Your 2023 guide to entertainment and dining deductions

Tax planning is an important part of owning and running a successful business. Meals and entertainment tax deductions have been a valuable way for many small business owners to reduce their tax liability each year. Unfortunately, the value of the meal deduction will be halved for 2023 from 2022 deduction levels.

Read on as we share the ins and outs of the meals and entertainment deduction for 2023. This information can help you take advantage of these valuable tax deductions to save money. Some of you reading this have given up your office spaces and hold many of your meetings in restaurants.

How Business Owners Claim Meals and Entertainment

The value of tax deductions for meals and entertainment has changed in recent years. With the ratification of the Tax Cuts and Jobs Act (TCJA) of 2018, aka the Trump Tax Plan, you can no longer deduct entertainment expenses. The cost of the ticket is no longer deductible if you like to entertain yourself at sporting events or treat your clients to a show on Broadway.

There are other ways to deduct certain expenses that qualify for a meal and entertainment tax deduction.

Allowable deductions for meals and entertainment in 2023

It’s probably more useful to discuss what may still qualify for a tax deduction for the Meals and Entertainment Tax Deduction in 2023. Here are some potential tax deductions that may be between half and fully deductible.

· Business meals with clients (50%)

Food products for the office (50%)

Meals on a business trip (50%)

Meal at a conference (50%)

Food for company parties (100%)

Food and beverages offered to the public (100%)

Lunch for employees working late at the office (100%)

Your Guide to Meal Deductions for 2023

For 2023, most business meals are only 50% deductible, according to the IRS rule. Let’s say you take your favorite client to a wonderful dinner (to discuss business); you can deduct half the cost of the meal. On the other hand, if you go out for a meal with a non-professional client, the meal is not deductible.

To add to the confusion, meals were 100% deductible in 2021 and 2022. This was a temporary change to help increase restaurant expenses during the COVID pandemic.

MORE FORBESCalifornia Tax Planning: How to Avoid Taxes via a SALT CAP Workaround

How to document your tax deductions for meals

Suppose you are trying to deduct a business meal that costs more than $75; you must keep receipts or documentation of meal expenses. For meals under $75, the IRS has no specific requirement to keep receipts to document expenses. Either way, you’ll still want to keep track of your deductible meal, including the following information: meal date, total including tax and tip, restaurant name, business meal details (which attended and how it related to your business).

Your guide to entertainment deductions

We mentioned earlier that most entertainment expenses are no longer deductible.

Here are some of the most common exceptions that may still be tax deductible in 2023: expenses for events such as company party or incentive trip, costs related to business meetings, think tank, professional associations or even a conference. Also, if you sell entertainment to your customers, there are exceptions to entertainment deductions. For example, if a bar owner pays a band to perform in front of patrons, that would likely be a deductible business expense.
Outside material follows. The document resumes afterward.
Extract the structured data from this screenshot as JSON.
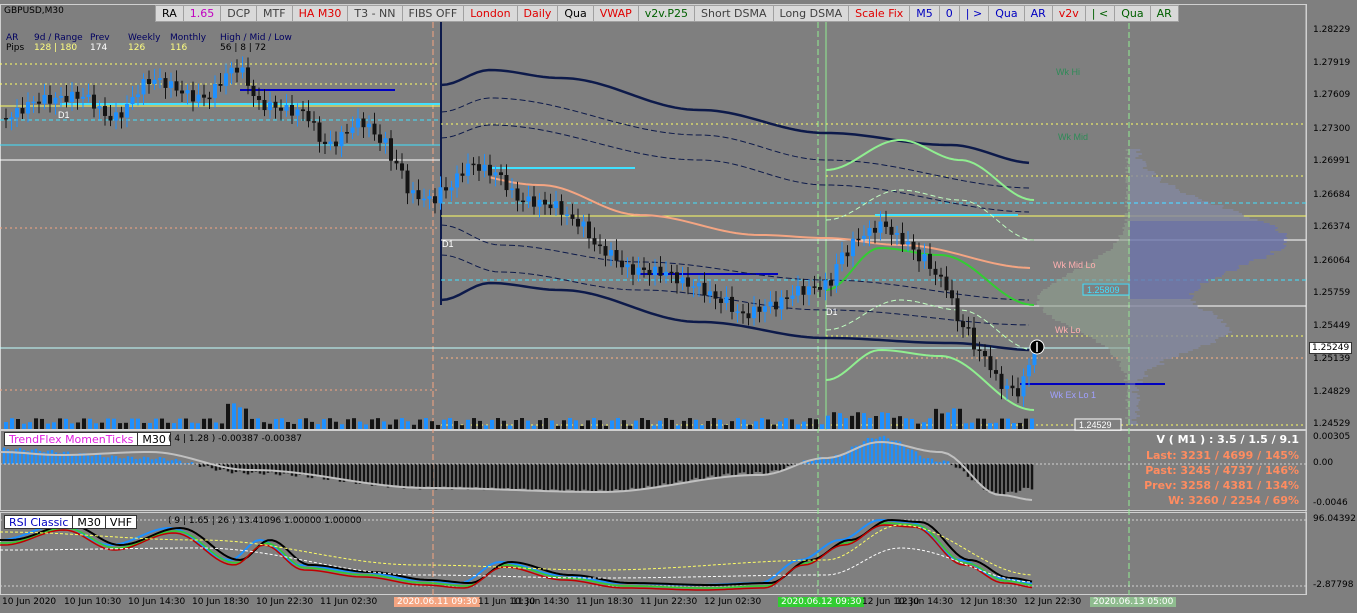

MORE FORBESIRS announces new tax brackets and standard deduction for 2023

How to catch up on lost meal deductions in 2023

Make sure you have the right retirement plan for your small business. Look to increase your contributions to your 401(k) plan. If you need even more valuable tax deductions, consider setting up a cash balance retirement plan.

Add a Comment

Your email address will not be published. Required fields are marked *